Secondly, after seeing the initial GlideTV press imagery, I was a bit skeptical of another two-handed remote. I want to efficiently control my devices without looking down, which is why I’ve never been a fan of tablet style touch screen solutions. But after a few days of use, I’m (partially) operating the GlideTV Navigator with one hand. And strangely, considering I’m right-handed, I’ve been using the remote in my left hand. It does require a certain amount of precision (and hopefully a 10′ UI with large buttons), but I’ve been trained well as a Call of Duty sniper.
The sculpted unit, with backlit buttons, is attractive — as is the matching charging base station. The RF USB receiver isn’t much to look at, but you’d most likely hang it off the back of your device. Speaking of which, Windows, Mac OS X, and the PS3 are supported. Although, your best bet is running Windows to utilize their web launchpad (shown up top) and virtual keyboard functionality (in the gallery below). (At least until the Alpha Mac software is made available in the next few weeks.) In lieu of their Java webtop, I preferred running Firefox on Windows in fullscreen/kiosk mode, having installed their FF plugin which facilitates text entry, to best enjoy web video. Of course, you can also control things like Boxee, Front Row, and SageTV* without using any GlideTV software at all.

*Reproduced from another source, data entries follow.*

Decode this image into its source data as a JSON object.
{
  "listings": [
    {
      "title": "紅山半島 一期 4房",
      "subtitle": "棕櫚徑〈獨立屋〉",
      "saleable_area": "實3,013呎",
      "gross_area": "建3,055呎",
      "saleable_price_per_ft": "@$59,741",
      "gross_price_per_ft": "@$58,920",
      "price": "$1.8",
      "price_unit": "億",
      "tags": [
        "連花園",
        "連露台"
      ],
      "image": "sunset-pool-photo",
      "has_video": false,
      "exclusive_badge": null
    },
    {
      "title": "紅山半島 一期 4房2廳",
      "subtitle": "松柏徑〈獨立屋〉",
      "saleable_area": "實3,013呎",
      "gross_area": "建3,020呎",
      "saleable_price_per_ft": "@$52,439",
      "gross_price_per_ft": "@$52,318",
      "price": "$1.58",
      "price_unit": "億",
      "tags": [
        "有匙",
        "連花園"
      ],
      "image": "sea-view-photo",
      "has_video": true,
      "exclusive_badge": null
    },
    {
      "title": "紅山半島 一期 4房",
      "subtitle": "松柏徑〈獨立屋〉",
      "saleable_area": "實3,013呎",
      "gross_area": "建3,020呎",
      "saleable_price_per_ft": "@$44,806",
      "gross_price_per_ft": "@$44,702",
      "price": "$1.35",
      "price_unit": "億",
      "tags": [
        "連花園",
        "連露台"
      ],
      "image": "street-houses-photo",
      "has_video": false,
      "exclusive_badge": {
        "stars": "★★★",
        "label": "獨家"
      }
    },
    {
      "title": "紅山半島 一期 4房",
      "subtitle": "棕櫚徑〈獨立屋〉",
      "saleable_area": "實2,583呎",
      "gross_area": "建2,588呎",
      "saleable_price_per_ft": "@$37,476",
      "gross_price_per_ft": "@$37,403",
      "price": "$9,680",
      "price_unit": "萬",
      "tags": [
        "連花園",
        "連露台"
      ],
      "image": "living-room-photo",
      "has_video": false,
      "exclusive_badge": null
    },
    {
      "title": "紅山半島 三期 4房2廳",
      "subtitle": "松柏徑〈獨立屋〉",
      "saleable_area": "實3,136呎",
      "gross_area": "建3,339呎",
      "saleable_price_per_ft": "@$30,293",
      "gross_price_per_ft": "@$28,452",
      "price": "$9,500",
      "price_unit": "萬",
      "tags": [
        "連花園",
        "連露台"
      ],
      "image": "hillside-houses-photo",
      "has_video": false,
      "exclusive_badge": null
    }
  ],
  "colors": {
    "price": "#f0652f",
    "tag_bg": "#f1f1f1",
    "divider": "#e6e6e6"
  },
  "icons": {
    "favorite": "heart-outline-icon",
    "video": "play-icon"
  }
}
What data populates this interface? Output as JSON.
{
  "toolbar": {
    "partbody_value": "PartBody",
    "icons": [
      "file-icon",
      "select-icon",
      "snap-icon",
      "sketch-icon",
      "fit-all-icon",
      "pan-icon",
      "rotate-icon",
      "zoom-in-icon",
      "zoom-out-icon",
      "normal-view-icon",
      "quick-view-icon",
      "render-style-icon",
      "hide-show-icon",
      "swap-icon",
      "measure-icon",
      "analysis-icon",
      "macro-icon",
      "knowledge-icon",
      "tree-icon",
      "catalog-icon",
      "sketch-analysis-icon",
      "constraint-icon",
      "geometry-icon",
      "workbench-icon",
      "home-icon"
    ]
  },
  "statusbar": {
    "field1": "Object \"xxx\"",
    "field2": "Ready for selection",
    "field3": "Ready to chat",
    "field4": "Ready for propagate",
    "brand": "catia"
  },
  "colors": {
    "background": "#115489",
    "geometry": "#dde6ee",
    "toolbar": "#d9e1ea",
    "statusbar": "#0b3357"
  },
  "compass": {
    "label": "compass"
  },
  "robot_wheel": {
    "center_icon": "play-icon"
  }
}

What I can’t tell you is if the GlideTV Navigator is worth $150. Despite it’s solid performance and good looks (including beautiful packaging), one fifty seems a bit steep. (50% the cost of a PS3 you could be attaching it to. Or 75% of the cost of an iPod Touch which will run multiple virtual remotes.) Also, as anyone who maintains a HTPC will tell you, you can’t count of software devs to standardize on keyboard commands – which is ultimately how GlideTV interfaces with your computer using the standard HID protocol. From a consumer perspective, ignoring Glide’s need to profit, I’d prefer to see this product sold for $99. And see a higher-end unit, with tucked away QWERTY keyboard or even numeric keypad, occupying the $150 spot.